Inference from Streaks in Random Outcomes: Experimental Evidence on Beliefs in Regime-Shifting and the Law of Small Numbers
Posted: 12 Jun 2009
Date Written: June 10, 2009
Using data generated from laboratory experiments, we test and compare the empirical accuracy of two models that focus on judgment errors associated with processing information from random sequences. We test for regime-shifting beliefs of the type theorized in Barberis, Shleifer, and Vishny (1998) (BSV) and for beliefs in the "law of small numbers" as modeled in Rabin (2002). In our experiments, we show subjects randomly generated sequences of binary outcomes and ask them to provide probability assessments of the direction of the next outcome. Inconsistent with regime-shifting beliefs, we find that subjects are not more likely to predict that the current streak will continue the longer the streak. Instead, consistent with Rabin, subjects are more likely to expect a reversal following short streaks and continuation after long streaks. Results of a "test of fit'' analysis based on structural estimation of each model also favor the model in Rabin. To provide more insight on Rabin, we use an additional experimental treatment to show that as the perception of the randomness of the outcome-generating process increases, subjects are more likely to predict reversals of current streaks.

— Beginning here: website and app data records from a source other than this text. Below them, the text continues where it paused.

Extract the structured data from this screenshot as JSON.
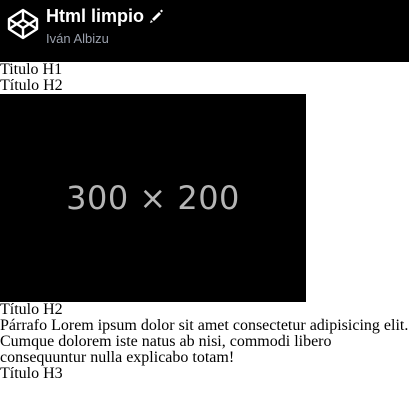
{
  "header": {
    "title": "Html limpio",
    "author": "Iván Albizu",
    "logo_icon": "codepen-logo-icon",
    "edit_icon": "pencil-icon",
    "background": "#000000"
  },
  "content": {
    "h1": "Titulo H1",
    "h2_first": "Título H2",
    "image_placeholder_text": "300 × 200",
    "h2_second": "Título H2",
    "paragraph": "Párrafo Lorem ipsum dolor sit amet consectetur adipisicing elit. Cumque dolorem iste natus ab nisi, commodi libero consequuntur nulla explicabo totam!",
    "h3": "Título H3"
  }
}
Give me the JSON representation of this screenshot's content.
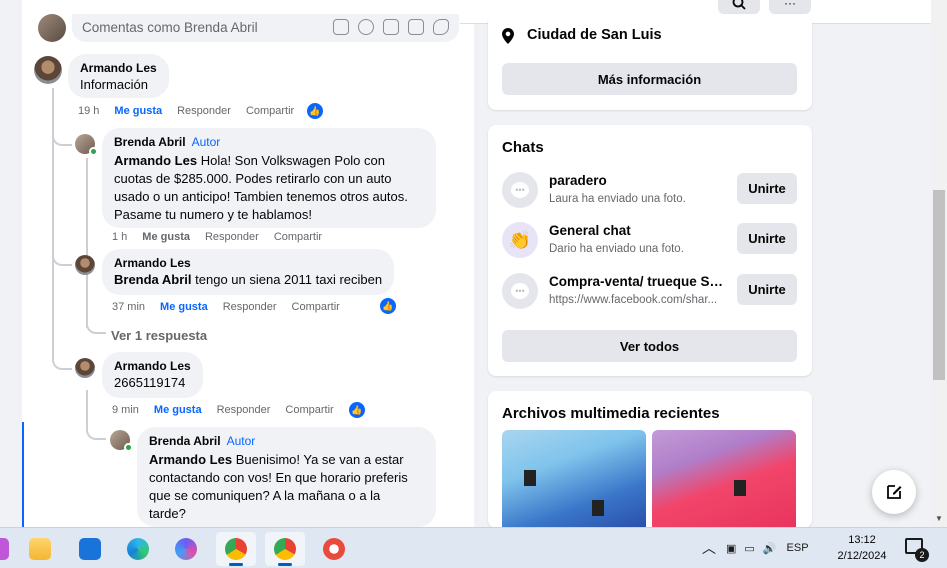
{
  "composer": {
    "placeholder": "Comentas como Brenda Abril"
  },
  "comments": [
    {
      "author": "Armando Les",
      "text": "Información",
      "time": "19 h",
      "like": "Me gusta",
      "reply": "Responder",
      "share": "Compartir"
    },
    {
      "author": "Brenda Abril",
      "badge": "Autor",
      "mention": "Armando Les",
      "text_lines": [
        "Hola! Son Volkswagen Polo con",
        "cuotas de $285.000. Podes retirarlo con un auto",
        "usado o un anticipo! Tambien tenemos otros autos.",
        "Pasame tu numero y te hablamos!"
      ],
      "time": "1 h",
      "like": "Me gusta",
      "reply": "Responder",
      "share": "Compartir"
    },
    {
      "author": "Armando Les",
      "mention": "Brenda Abril",
      "text": "tengo un siena 2011 taxi reciben",
      "time": "37 min",
      "like": "Me gusta",
      "reply": "Responder",
      "share": "Compartir"
    },
    {
      "author": "Armando Les",
      "text": "2665119174",
      "time": "9 min",
      "like": "Me gusta",
      "reply": "Responder",
      "share": "Compartir"
    },
    {
      "author": "Brenda Abril",
      "badge": "Autor",
      "mention": "Armando Les",
      "text_lines": [
        "Buenisimo! Ya se van a estar",
        "contactando con vos! En que horario preferis",
        "que se comuniquen? A la mañana o a la",
        "tarde?"
      ]
    }
  ],
  "view_replies": "Ver 1 respuesta",
  "sidebar": {
    "location": "Ciudad de San Luis",
    "more_info": "Más información",
    "chats_title": "Chats",
    "chats": [
      {
        "name": "paradero",
        "sub": "Laura ha enviado una foto.",
        "join": "Unirte",
        "icon": "chat-bubble-icon"
      },
      {
        "name": "General chat",
        "sub": "Dario ha enviado una foto.",
        "join": "Unirte",
        "icon": "clapping-hands-icon"
      },
      {
        "name": "Compra-venta/ trueque Sa...",
        "sub": "https://www.facebook.com/shar...",
        "join": "Unirte",
        "icon": "chat-bubble-icon"
      }
    ],
    "see_all": "Ver todos",
    "media_title": "Archivos multimedia recientes"
  },
  "taskbar": {
    "language": "ESP",
    "time": "13:12",
    "date": "2/12/2024",
    "notifications": "2"
  },
  "colors": {
    "accent": "#0866ff",
    "bubble": "#f0f2f5",
    "secondary_button": "#e4e6eb"
  }
}
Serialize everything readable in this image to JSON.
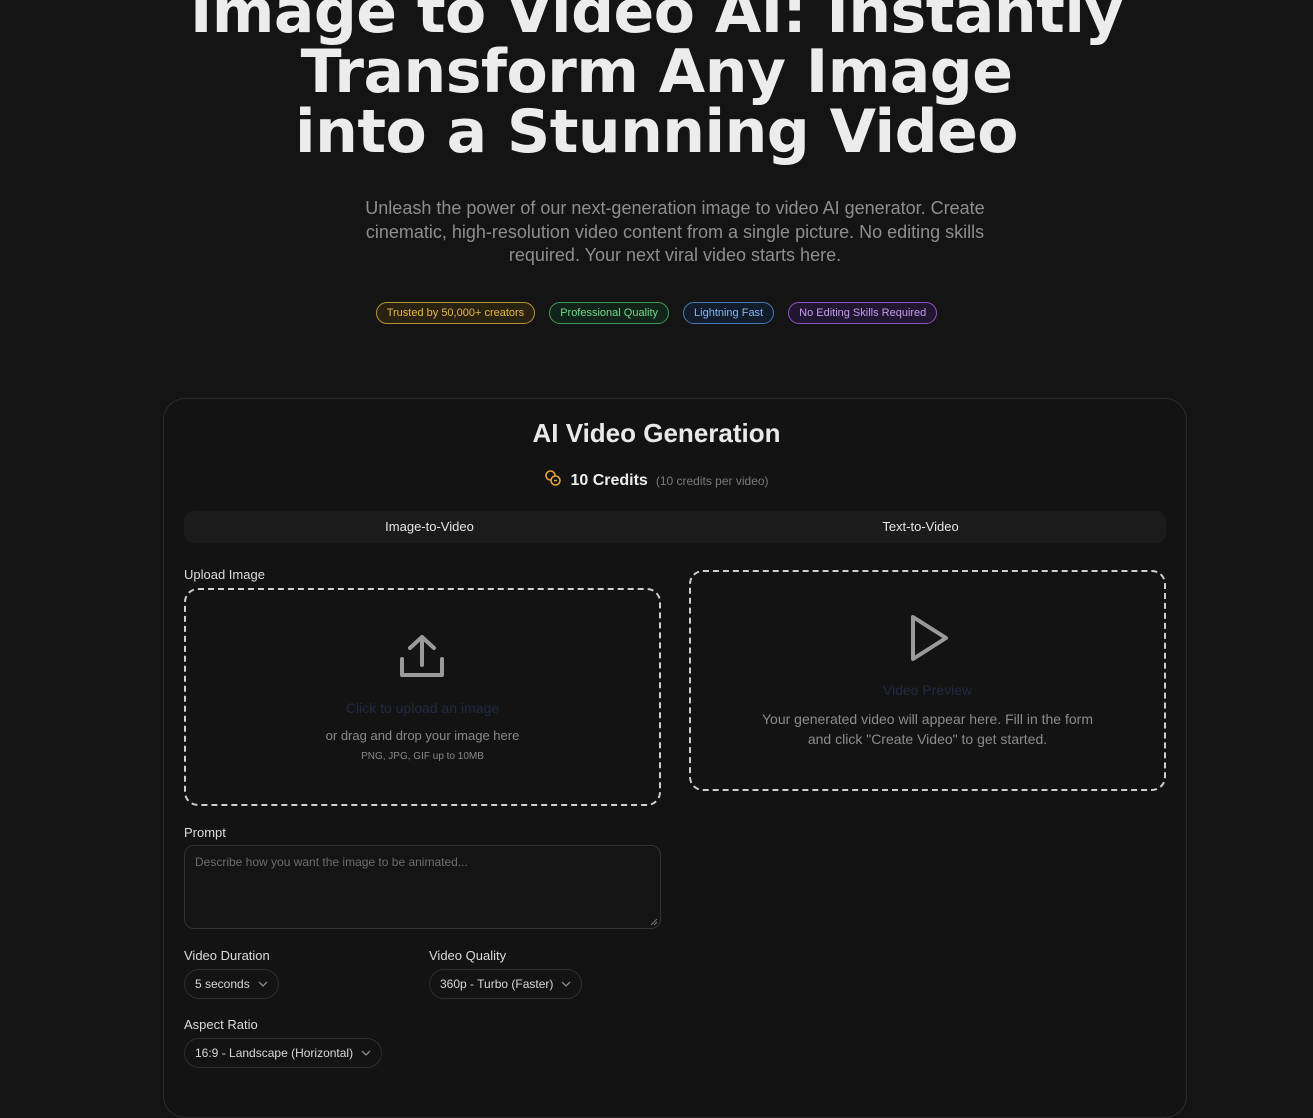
{
  "hero": {
    "title_lines": [
      "Image to Video AI: Instantly",
      "Transform Any Image",
      "into a Stunning Video"
    ],
    "subtitle": "Unleash the power of our next-generation image to video AI generator. Create cinematic, high-resolution video content from a single picture. No editing skills required. Your next viral video starts here."
  },
  "badges": [
    {
      "label": "Trusted by 50,000+ creators",
      "color": "#e8b84a"
    },
    {
      "label": "Professional Quality",
      "color": "#5fcf7d"
    },
    {
      "label": "Lightning Fast",
      "color": "#6aa6ea"
    },
    {
      "label": "No Editing Skills Required",
      "color": "#b07ce6"
    }
  ],
  "card": {
    "title": "AI Video Generation",
    "credits": {
      "amount": "10 Credits",
      "note": "(10 credits per video)",
      "icon": "coins-icon",
      "icon_color": "#e8a33a"
    },
    "tabs": [
      {
        "label": "Image-to-Video"
      },
      {
        "label": "Text-to-Video"
      }
    ],
    "upload": {
      "label": "Upload Image",
      "icon": "upload-icon",
      "link_text": "Click to upload an image",
      "hint": "or drag and drop your image here",
      "formats": "PNG, JPG, GIF up to 10MB"
    },
    "preview": {
      "icon": "play-icon",
      "title": "Video Preview",
      "description": "Your generated video will appear here. Fill in the form and click \"Create Video\" to get started."
    },
    "prompt": {
      "label": "Prompt",
      "placeholder": "Describe how you want the image to be animated..."
    },
    "duration": {
      "label": "Video Duration",
      "value": "5 seconds"
    },
    "quality": {
      "label": "Video Quality",
      "value": "360p - Turbo (Faster)"
    },
    "aspect": {
      "label": "Aspect Ratio",
      "value": "16:9 - Landscape (Horizontal)"
    }
  }
}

Keywords: decision making, experiments, prediction task, law of small numbers, regime-shifting
JEL Classification: G11, D8
Suggested Citation: Suggested Citation